Not sexy in the least, both Che (hacking away with asthma, indistinguishable from all the other ragged, hairy men in his band except for in his high regard for decency and good behaviour) and his revolutions(s) are depicted by Soderbergh as the inevitable consequences of world history writ small. We are not permitted to understand why Che leaves his cushy life to join the revolution, this being “justified” in the film by Castro’s speedy reading of a laundry list of statistics (facts) over a plate of spaghetti at a dinner party. In the second film, Che once repeats the boring rote list (as drab as his is daily revolutionary routine, as for Jeanne Dielman, it takes time to husk corn), but his more common and notably unrousing lectures to his troops (and recruits) usually focus on a more benign (if admirable and less romantic) vision of a world of universal reading, writing, and healthcare. Held against the tedium of the work needed to get there, Soderbergh focuses upon the many recruits who revolt against the revolution, and the as many who choose not to join at all. As the Bolivian film suggests, ideals that enable one revolution fall short merely a few years later. Why: people are just as hungry and illiterate in both situations? The two films serve as counter-weights, doppleganger reflections of and on revolutionary success and failure that actually hinge on stronger/bigger (less romantic/less sexy) forces that Soderbergh leaves beyond the frame (the political-economic “facts” of nations). What’s left is his use of cinema to deny cinema’s typical reliance upon (and power at) the rousing representations of the heroic passions of one man, or even his merry men. These often do a film but not an actual revolution make.

To the Editors, New York Times,
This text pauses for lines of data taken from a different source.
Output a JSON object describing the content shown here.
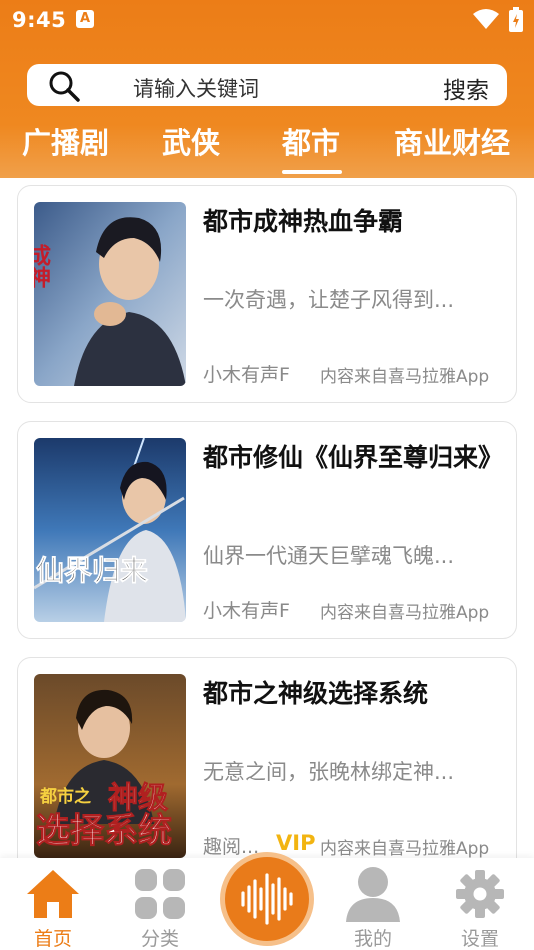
{
  "status": {
    "time": "9:45",
    "app_badge": "A"
  },
  "search": {
    "placeholder": "请输入关键词",
    "button": "搜索"
  },
  "tabs": [
    "广播剧",
    "武侠",
    "都市",
    "商业财经"
  ],
  "active_tab": "都市",
  "books": [
    {
      "title": "都市成神热血争霸",
      "desc": "一次奇遇，让楚子风得到...",
      "author": "小木有声F",
      "vip": "",
      "source": "内容来自喜马拉雅App"
    },
    {
      "title": "都市修仙《仙界至尊归来》",
      "desc": "仙界一代通天巨擘魂飞魄...",
      "author": "小木有声F",
      "vip": "",
      "source": "内容来自喜马拉雅App"
    },
    {
      "title": "都市之神级选择系统",
      "desc": "无意之间，张晚林绑定神...",
      "author": "趣阅...",
      "vip": "VIP",
      "source": "内容来自喜马拉雅App"
    }
  ],
  "cover_texts": {
    "book1": "成神",
    "book2": "仙界归来",
    "book3_top": "都市之",
    "book3_big1": "神级",
    "book3_big2": "选择系统"
  },
  "nav": {
    "home": "首页",
    "category": "分类",
    "mine": "我的",
    "settings": "设置"
  },
  "colors": {
    "accent": "#ec7d17",
    "vip": "#f2b411",
    "active_nav": "#ec7d17",
    "inactive_nav": "#9a9a9a"
  }
}
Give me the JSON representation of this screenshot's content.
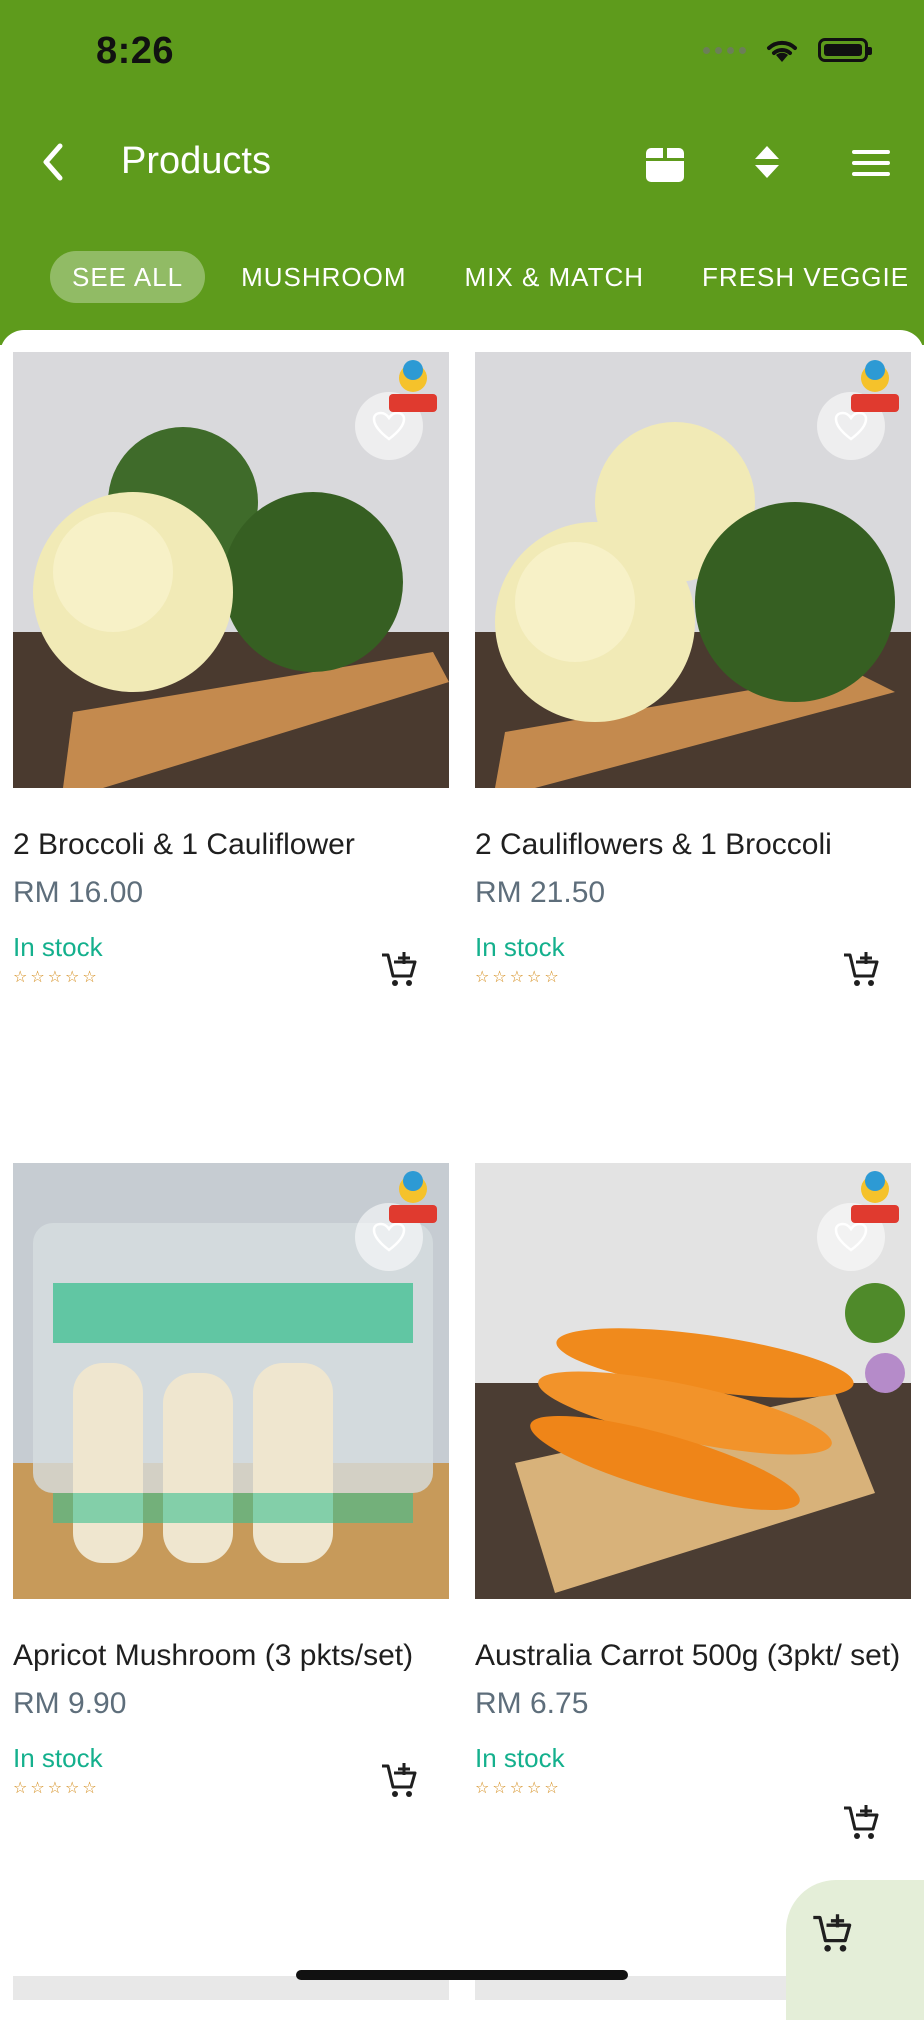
{
  "status_bar": {
    "time": "8:26"
  },
  "nav": {
    "title": "Products"
  },
  "tabs": [
    {
      "label": "SEE ALL",
      "active": true
    },
    {
      "label": "MUSHROOM",
      "active": false
    },
    {
      "label": "MIX & MATCH",
      "active": false
    },
    {
      "label": "FRESH VEGGIE",
      "active": false
    }
  ],
  "products": [
    {
      "name": "2 Broccoli & 1 Cauliflower",
      "price": "RM 16.00",
      "stock": "In stock",
      "rating_stars": 0
    },
    {
      "name": "2 Cauliflowers & 1 Broccoli",
      "price": "RM 21.50",
      "stock": "In stock",
      "rating_stars": 0
    },
    {
      "name": "Apricot Mushroom (3 pkts/set)",
      "price": "RM 9.90",
      "stock": "In stock",
      "rating_stars": 0
    },
    {
      "name": "Australia Carrot 500g (3pkt/ set)",
      "price": "RM 6.75",
      "stock": "In stock",
      "rating_stars": 0
    }
  ],
  "colors": {
    "brand_green": "#5e9b1c",
    "stock_green": "#14b08d",
    "star_orange": "#d48c1a",
    "price_gray": "#5e6e7b"
  }
}
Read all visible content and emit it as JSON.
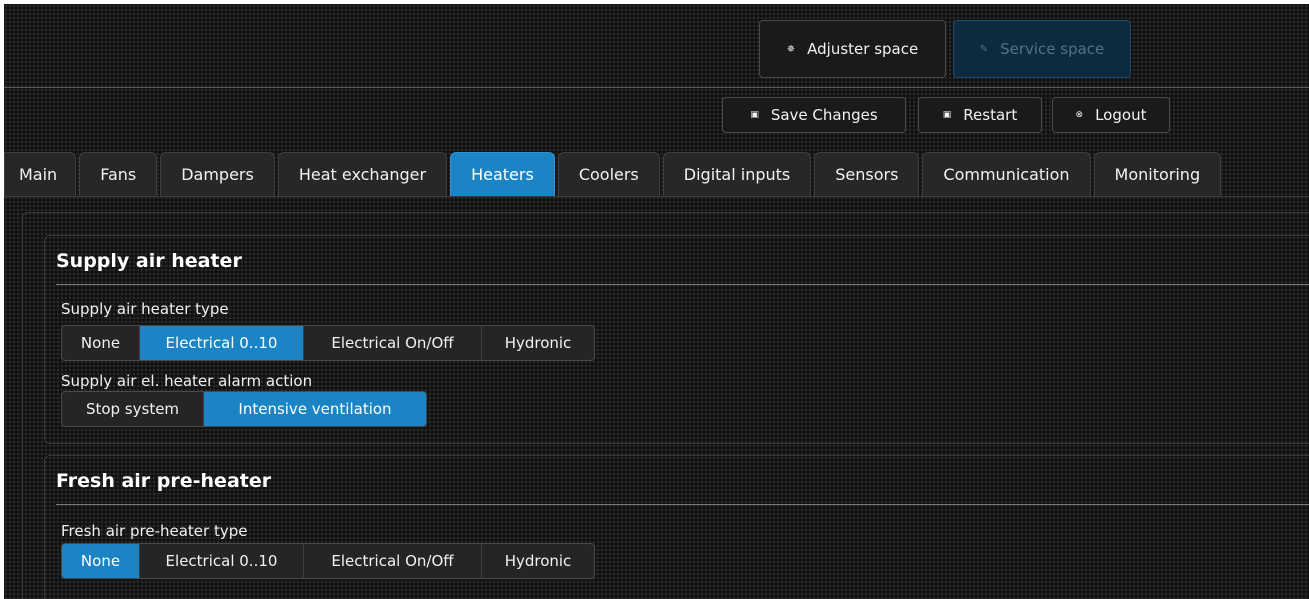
{
  "top": {
    "adjuster_label": "Adjuster space",
    "service_label": "Service space"
  },
  "actions": {
    "save_label": "Save Changes",
    "restart_label": "Restart",
    "logout_label": "Logout"
  },
  "tabs": [
    {
      "label": "Main"
    },
    {
      "label": "Fans"
    },
    {
      "label": "Dampers"
    },
    {
      "label": "Heat exchanger"
    },
    {
      "label": "Heaters",
      "active": true
    },
    {
      "label": "Coolers"
    },
    {
      "label": "Digital inputs"
    },
    {
      "label": "Sensors"
    },
    {
      "label": "Communication"
    },
    {
      "label": "Monitoring"
    }
  ],
  "sections": [
    {
      "title": "Supply air heater",
      "fields": [
        {
          "label": "Supply air heater type",
          "options": [
            "None",
            "Electrical 0..10",
            "Electrical On/Off",
            "Hydronic"
          ],
          "selected": "Electrical 0..10"
        },
        {
          "label": "Supply air el. heater alarm action",
          "options": [
            "Stop system",
            "Intensive ventilation"
          ],
          "selected": "Intensive ventilation"
        }
      ]
    },
    {
      "title": "Fresh air pre-heater",
      "fields": [
        {
          "label": "Fresh air pre-heater type",
          "options": [
            "None",
            "Electrical 0..10",
            "Electrical On/Off",
            "Hydronic"
          ],
          "selected": "None"
        }
      ]
    }
  ],
  "colors": {
    "accent": "#1a84c4",
    "service_bg": "#0e2a3e"
  },
  "icons": {
    "adjuster": "gear-icon",
    "service": "wrench-icon",
    "save": "floppy-icon",
    "restart": "restart-icon",
    "logout": "close-circle-icon"
  }
}
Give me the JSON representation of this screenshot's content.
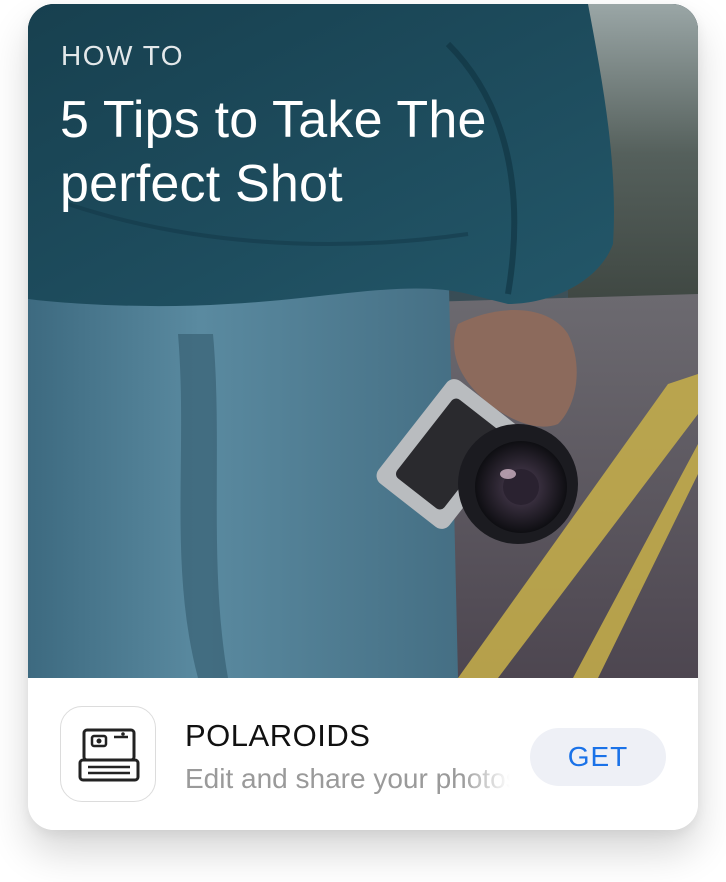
{
  "story": {
    "eyebrow": "HOW TO",
    "headline": "5 Tips to Take The perfect Shot"
  },
  "app": {
    "icon": "polaroid-camera-icon",
    "name": "POLAROIDS",
    "description": "Edit and share your photos",
    "get_label": "GET"
  },
  "colors": {
    "accent": "#1a72e8",
    "button_bg": "#eef0f6",
    "subtitle": "#9a9a9a"
  }
}
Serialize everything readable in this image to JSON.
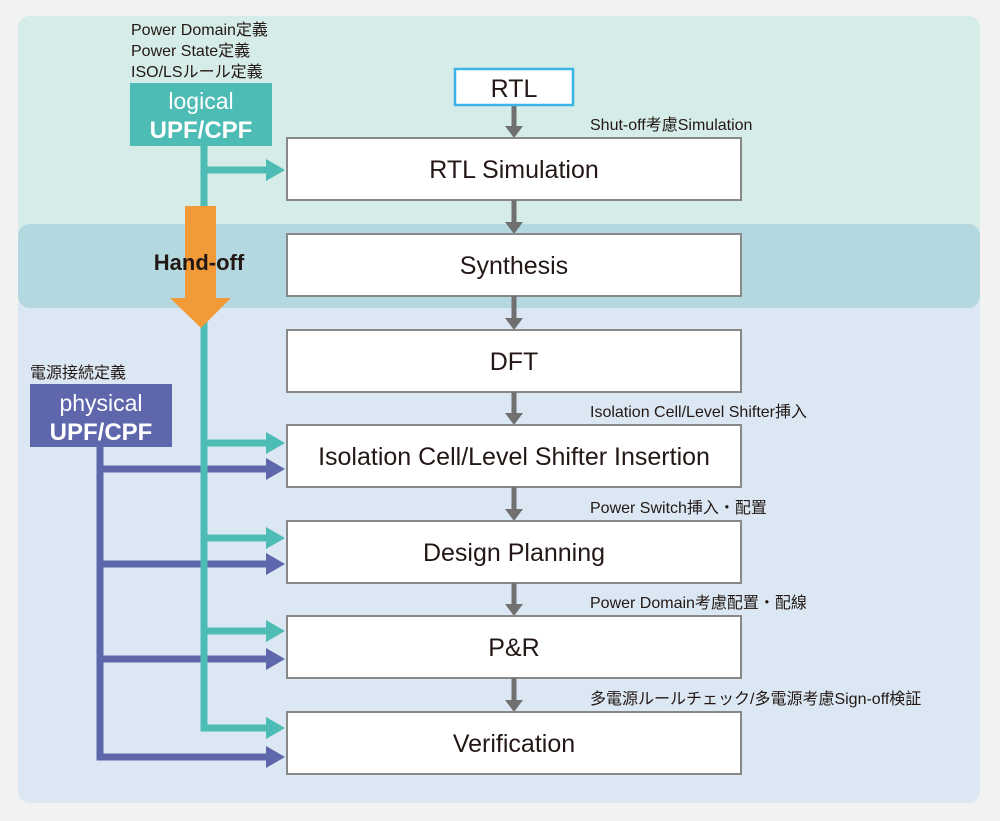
{
  "colors": {
    "background": "#f2f2f2",
    "logical_panel": "#d5ece8",
    "handoff_band": "#b3d8df",
    "physical_panel": "#dbe8f4",
    "logical": "#4dbcb4",
    "physical": "#5e66ac",
    "handoff_arrow": "#f39a38",
    "flow_arrow": "#707070",
    "rtl_border": "#3bb4e6"
  },
  "logical": {
    "notes": [
      "Power Domain定義",
      "Power State定義",
      "ISO/LSルール定義"
    ],
    "line1": "logical",
    "line2": "UPF/CPF"
  },
  "physical": {
    "note": "電源接続定義",
    "line1": "physical",
    "line2": "UPF/CPF"
  },
  "handoff": "Hand-off",
  "rtl": "RTL",
  "steps": [
    {
      "label": "RTL Simulation",
      "note": "Shut-off考慮Simulation"
    },
    {
      "label": "Synthesis",
      "note": ""
    },
    {
      "label": "DFT",
      "note": ""
    },
    {
      "label": "Isolation Cell/Level Shifter Insertion",
      "note": "Isolation Cell/Level Shifter挿入"
    },
    {
      "label": "Design Planning",
      "note": "Power Switch挿入・配置"
    },
    {
      "label": "P&R",
      "note": "Power Domain考慮配置・配線"
    },
    {
      "label": "Verification",
      "note": "多電源ルールチェック/多電源考慮Sign-off検証"
    }
  ]
}
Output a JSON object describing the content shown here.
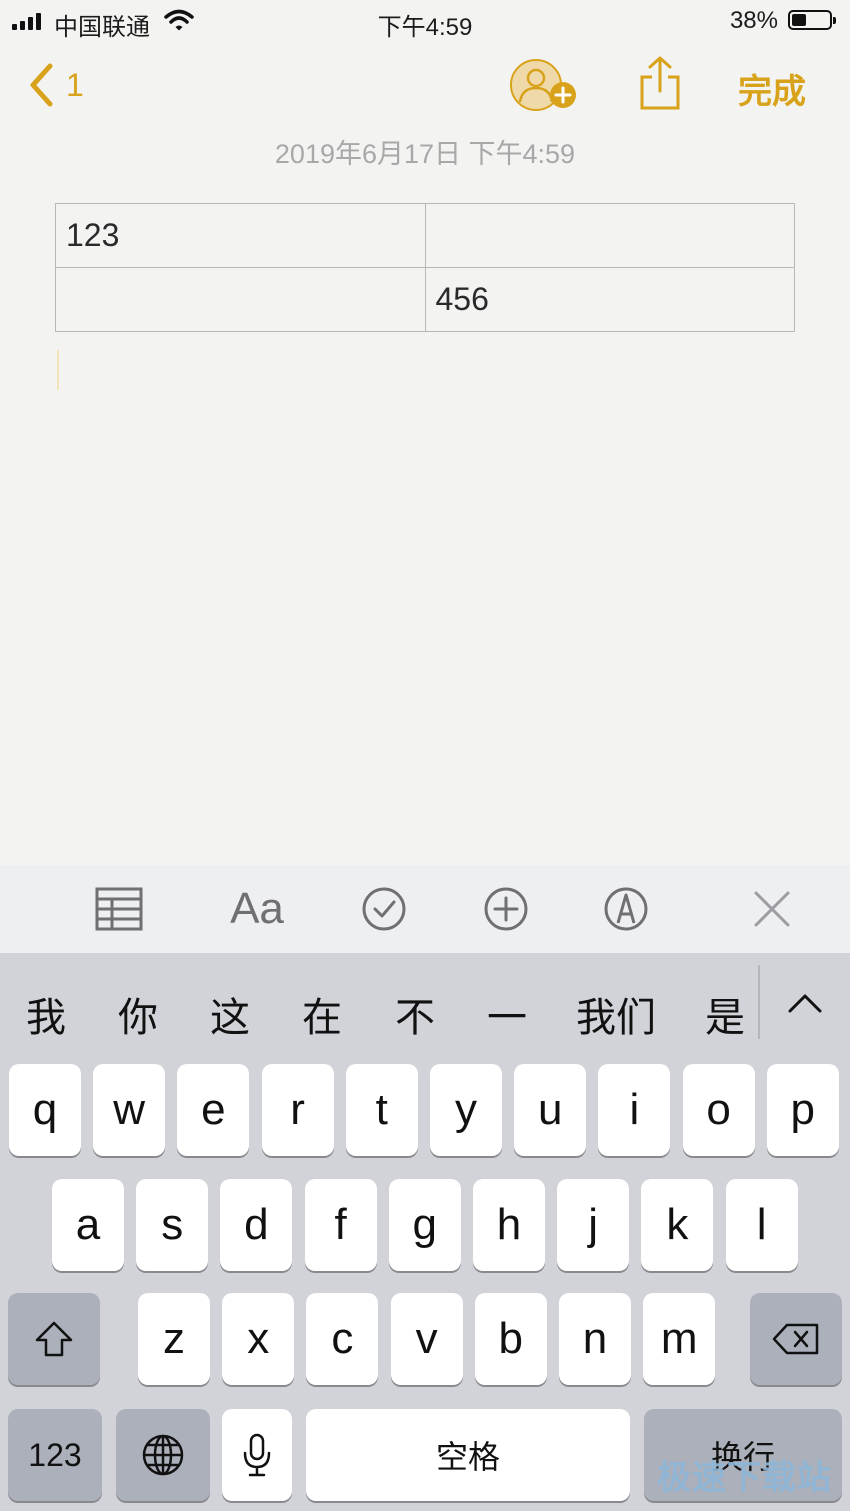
{
  "status_bar": {
    "carrier": "中国联通",
    "time": "下午4:59",
    "battery_percent": "38%",
    "battery_level": 0.38
  },
  "nav": {
    "back_count": "1",
    "done_label": "完成"
  },
  "note": {
    "date": "2019年6月17日 下午4:59",
    "table": [
      [
        "123",
        ""
      ],
      [
        "",
        "456"
      ]
    ]
  },
  "format_toolbar": [
    "table-icon",
    "text-format-icon",
    "checklist-icon",
    "add-icon",
    "markup-icon",
    "close-icon"
  ],
  "format_toolbar_text": {
    "text_format": "Aa"
  },
  "keyboard": {
    "candidates": [
      "我",
      "你",
      "这",
      "在",
      "不",
      "一",
      "我们",
      "是"
    ],
    "row1": [
      "q",
      "w",
      "e",
      "r",
      "t",
      "y",
      "u",
      "i",
      "o",
      "p"
    ],
    "row2": [
      "a",
      "s",
      "d",
      "f",
      "g",
      "h",
      "j",
      "k",
      "l"
    ],
    "row3": [
      "z",
      "x",
      "c",
      "v",
      "b",
      "n",
      "m"
    ],
    "numbers_label": "123",
    "space_label": "空格",
    "return_label": "换行"
  },
  "watermark": "极速下载站",
  "colors": {
    "accent": "#d8a31b",
    "keyboard_bg": "#d1d3d9"
  }
}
I am currently teaching a course, Media Praxis, on the histories and theories of revolutionary cinema. While I greatly appreciate Terrence Rafferty’s Sunday, December 7 review of one such film, Che (Stephen Soderbergh, 2008), I hope to add two items of correction to his otherwise adept effort at historically situating this particular film into one of cinema’s seminal genres. Most notably, Cuban cinema of the past 50 years is not understood in the field as producing a “dreary Stalinist aesthetic” (while such films are certainly produced there). Rather it is known for its frequently celebrated (in international festivals) body of aesthetically complex narrative and documenary cinema, film school, ICAIC (Instituto Cubano del Arte y la Industria Cinematográficos), and festival (International Festival of the New Latin-American Cinema) which model possibilities for film style, production, education, and distribution outside the imperatives of capital. Even dominant Hollywood cinema has learned much from cinematic experimentation which can occus when profit is not the bottom line. Two of my favorite Cuban films, Memories of Underdevelopment (Tomas Alea, 1968) and the lesser known One Way or Another (Sara Gomez, 1977), engage revolutionary cinema tactics (including the evocative and elegant mixing of documentary and scripted materials) to accomplish precisely that hardest of projects, one that Rafferty claims falls outside this tradition: representing the mundane and contradictory work of living after the fighting, bloodshed, and romantic manifestoes have quieted. In fact, both directors mobliize “fiercely exciting cinema” style because it is precisely such sophisticated narrative, editing, and shooting techniques that help viewers comprehend the complicated differences between post-revolutionary rhetoric and lived reality, propaganda and human practices. Secondly, while battle scenes are certainly the stuff of good cinema, many of the great films of this tradition document and contribute to this century’s non-violent revolutions, including many of America’s civil rights movements (feminism, civil rights, gay rights). In this vein, I need point only to Gus Van Sant’s recently released Milk to demonstrate how politically committed directors strive to express the ambiguous daily realities of governing after the “wild hopes” of protest have waned, and how necessary mediamaking is to the ongoing project of educating, inspiring, and historicizing revolution (or activism) in its many stages.